#### [Work order]
Return all lines in the data where the string "Trade" can be found.

═══

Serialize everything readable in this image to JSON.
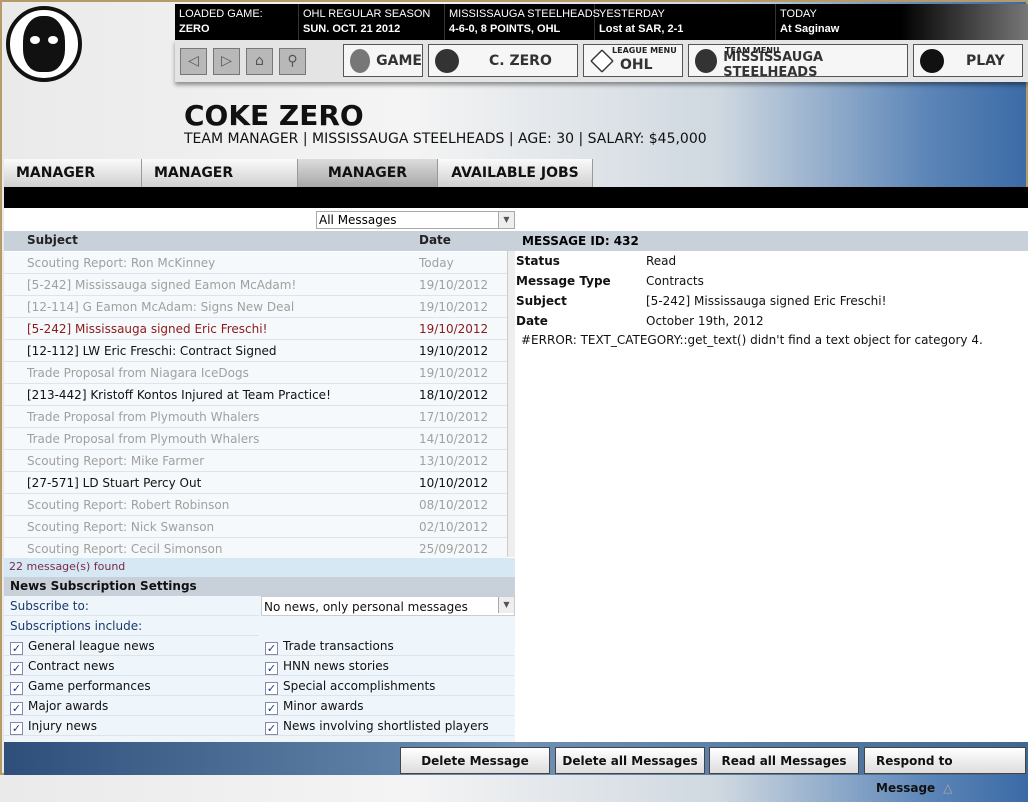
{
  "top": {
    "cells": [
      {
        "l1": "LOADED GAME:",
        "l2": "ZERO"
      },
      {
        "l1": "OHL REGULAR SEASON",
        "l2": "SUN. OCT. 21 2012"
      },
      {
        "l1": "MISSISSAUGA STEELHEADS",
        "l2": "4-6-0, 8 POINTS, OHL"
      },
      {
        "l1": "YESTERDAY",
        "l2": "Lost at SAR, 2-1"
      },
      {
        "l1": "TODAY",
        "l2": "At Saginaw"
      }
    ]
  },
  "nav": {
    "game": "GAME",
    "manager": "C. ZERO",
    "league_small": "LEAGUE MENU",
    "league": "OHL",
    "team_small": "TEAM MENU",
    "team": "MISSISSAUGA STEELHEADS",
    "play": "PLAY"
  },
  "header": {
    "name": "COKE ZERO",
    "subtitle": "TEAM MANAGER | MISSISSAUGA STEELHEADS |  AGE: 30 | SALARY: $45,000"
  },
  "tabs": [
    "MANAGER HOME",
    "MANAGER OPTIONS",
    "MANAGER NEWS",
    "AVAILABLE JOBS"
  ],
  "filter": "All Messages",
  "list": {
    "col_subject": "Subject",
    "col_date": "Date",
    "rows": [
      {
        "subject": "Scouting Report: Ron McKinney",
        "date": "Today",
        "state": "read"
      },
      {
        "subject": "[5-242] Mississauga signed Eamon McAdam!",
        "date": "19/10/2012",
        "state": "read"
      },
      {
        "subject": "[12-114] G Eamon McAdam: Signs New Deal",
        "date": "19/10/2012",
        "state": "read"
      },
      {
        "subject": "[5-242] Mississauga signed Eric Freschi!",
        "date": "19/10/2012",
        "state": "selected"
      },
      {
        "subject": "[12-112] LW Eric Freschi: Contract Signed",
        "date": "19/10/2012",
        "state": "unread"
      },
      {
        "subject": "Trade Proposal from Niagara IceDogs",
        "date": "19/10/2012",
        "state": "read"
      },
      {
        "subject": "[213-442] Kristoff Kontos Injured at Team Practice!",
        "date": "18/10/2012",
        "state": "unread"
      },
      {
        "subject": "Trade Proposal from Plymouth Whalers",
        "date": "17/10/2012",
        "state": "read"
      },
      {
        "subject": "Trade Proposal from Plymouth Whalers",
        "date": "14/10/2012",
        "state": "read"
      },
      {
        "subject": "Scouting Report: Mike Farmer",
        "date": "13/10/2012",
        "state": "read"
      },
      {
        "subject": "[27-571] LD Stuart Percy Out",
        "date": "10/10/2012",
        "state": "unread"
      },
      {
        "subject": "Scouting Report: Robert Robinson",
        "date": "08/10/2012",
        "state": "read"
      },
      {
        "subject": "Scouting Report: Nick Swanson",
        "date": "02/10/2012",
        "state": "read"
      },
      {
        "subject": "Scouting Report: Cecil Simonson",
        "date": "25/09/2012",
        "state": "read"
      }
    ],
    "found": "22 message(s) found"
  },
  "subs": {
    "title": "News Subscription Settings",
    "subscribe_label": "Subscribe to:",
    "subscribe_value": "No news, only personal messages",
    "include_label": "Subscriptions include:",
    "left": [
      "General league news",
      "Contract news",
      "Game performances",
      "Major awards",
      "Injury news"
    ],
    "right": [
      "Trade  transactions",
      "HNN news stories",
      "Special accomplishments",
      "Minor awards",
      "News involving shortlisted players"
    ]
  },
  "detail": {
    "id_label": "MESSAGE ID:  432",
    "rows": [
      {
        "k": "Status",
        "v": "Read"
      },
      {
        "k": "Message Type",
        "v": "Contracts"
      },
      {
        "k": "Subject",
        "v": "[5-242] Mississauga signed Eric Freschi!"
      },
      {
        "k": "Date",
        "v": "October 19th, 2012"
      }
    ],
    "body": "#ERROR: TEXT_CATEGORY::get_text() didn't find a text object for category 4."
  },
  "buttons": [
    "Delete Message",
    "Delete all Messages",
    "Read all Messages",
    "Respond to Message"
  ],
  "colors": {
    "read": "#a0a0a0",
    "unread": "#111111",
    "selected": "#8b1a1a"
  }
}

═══

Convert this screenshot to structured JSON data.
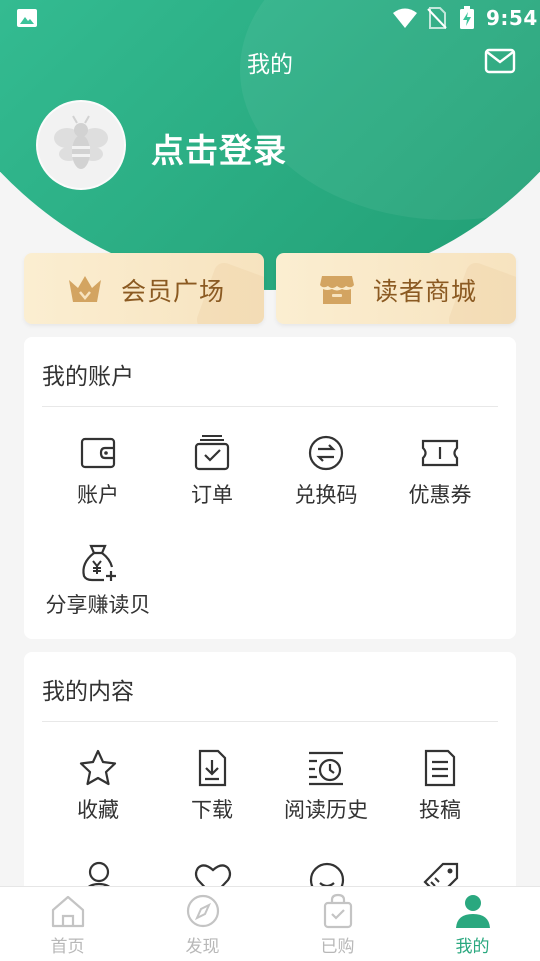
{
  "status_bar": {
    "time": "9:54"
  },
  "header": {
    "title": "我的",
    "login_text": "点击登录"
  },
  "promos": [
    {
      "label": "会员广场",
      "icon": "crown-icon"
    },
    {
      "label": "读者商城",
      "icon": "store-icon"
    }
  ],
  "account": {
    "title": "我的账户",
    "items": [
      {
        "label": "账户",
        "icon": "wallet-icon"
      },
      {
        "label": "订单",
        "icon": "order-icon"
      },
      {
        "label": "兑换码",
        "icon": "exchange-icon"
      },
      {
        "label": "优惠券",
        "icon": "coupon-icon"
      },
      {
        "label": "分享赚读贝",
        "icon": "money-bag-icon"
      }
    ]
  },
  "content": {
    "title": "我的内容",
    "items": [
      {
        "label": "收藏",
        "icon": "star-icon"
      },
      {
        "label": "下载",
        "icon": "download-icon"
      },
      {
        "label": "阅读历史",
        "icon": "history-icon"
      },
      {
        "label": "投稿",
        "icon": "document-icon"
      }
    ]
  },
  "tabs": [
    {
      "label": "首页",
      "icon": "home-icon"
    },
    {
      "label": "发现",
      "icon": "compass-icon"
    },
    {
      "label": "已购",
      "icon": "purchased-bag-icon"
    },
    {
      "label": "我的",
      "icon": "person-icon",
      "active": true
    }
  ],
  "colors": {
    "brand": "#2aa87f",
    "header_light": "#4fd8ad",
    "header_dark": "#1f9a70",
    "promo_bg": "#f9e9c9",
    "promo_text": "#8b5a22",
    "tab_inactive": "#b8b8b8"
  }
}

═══

#### [Result of the exercise]
        "subject": "Trade Proposal from Niagara IceDogs",
        "subject": "Trade Proposal from Plymouth Whalers",
        "subject": "Trade Proposal from Plymouth Whalers",
      "Trade  transactions",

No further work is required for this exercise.